- _About this task_
The data that follows is to be copied exactly, with each image removed.

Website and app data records
● ● ●

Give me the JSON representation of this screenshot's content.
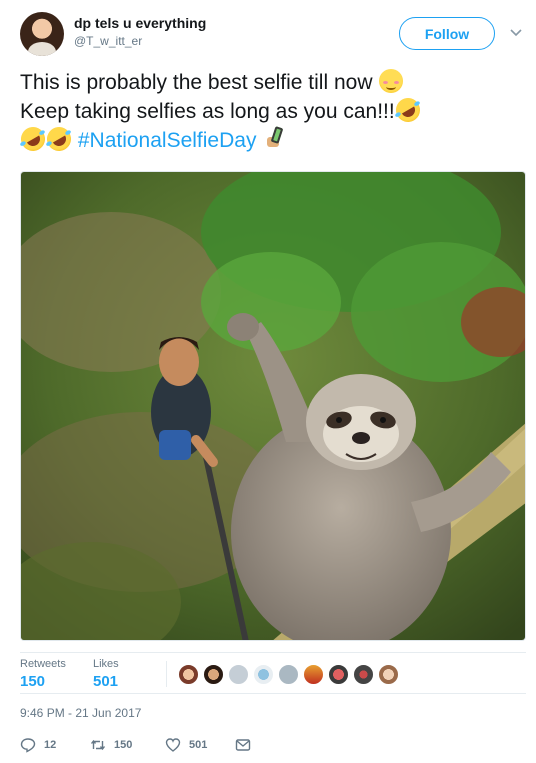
{
  "author": {
    "display_name": "dp tels u everything",
    "handle": "@T_w_itt_er",
    "avatar_icon": "profile-photo"
  },
  "header": {
    "follow_label": "Follow",
    "menu_icon": "chevron-down-icon"
  },
  "tweet": {
    "line1": "This is probably the best selfie till now",
    "line2": "Keep taking selfies as long as you can!!!",
    "hashtag": "#NationalSelfieDay",
    "photo_description_icon": "attached-photo"
  },
  "stats": {
    "retweets_label": "Retweets",
    "retweets_value": "150",
    "likes_label": "Likes",
    "likes_value": "501"
  },
  "timestamp": "9:46 PM - 21 Jun 2017",
  "actions": {
    "reply_count": "12",
    "retweet_count": "150",
    "like_count": "501"
  },
  "colors": {
    "accent": "#1da1f2",
    "muted": "#657786",
    "text": "#14171a",
    "border": "#e6ecf0"
  }
}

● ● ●

- _The completed task_
Give me the JSON representation of this screenshot's content.
{
  "author": {
    "display_name": "dp tels u everything",
    "handle": "@T_w_itt_er",
    "avatar_icon": "profile-photo"
  },
  "header": {
    "follow_label": "Follow",
    "menu_icon": "chevron-down-icon"
  },
  "tweet": {
    "line1": "This is probably the best selfie till now",
    "line2": "Keep taking selfies as long as you can!!!",
    "hashtag": "#NationalSelfieDay",
    "photo_description_icon": "attached-photo"
  },
  "stats": {
    "retweets_label": "Retweets",
    "retweets_value": "150",
    "likes_label": "Likes",
    "likes_value": "501"
  },
  "timestamp": "9:46 PM - 21 Jun 2017",
  "actions": {
    "reply_count": "12",
    "retweet_count": "150",
    "like_count": "501"
  },
  "colors": {
    "accent": "#1da1f2",
    "muted": "#657786",
    "text": "#14171a",
    "border": "#e6ecf0"
  }
}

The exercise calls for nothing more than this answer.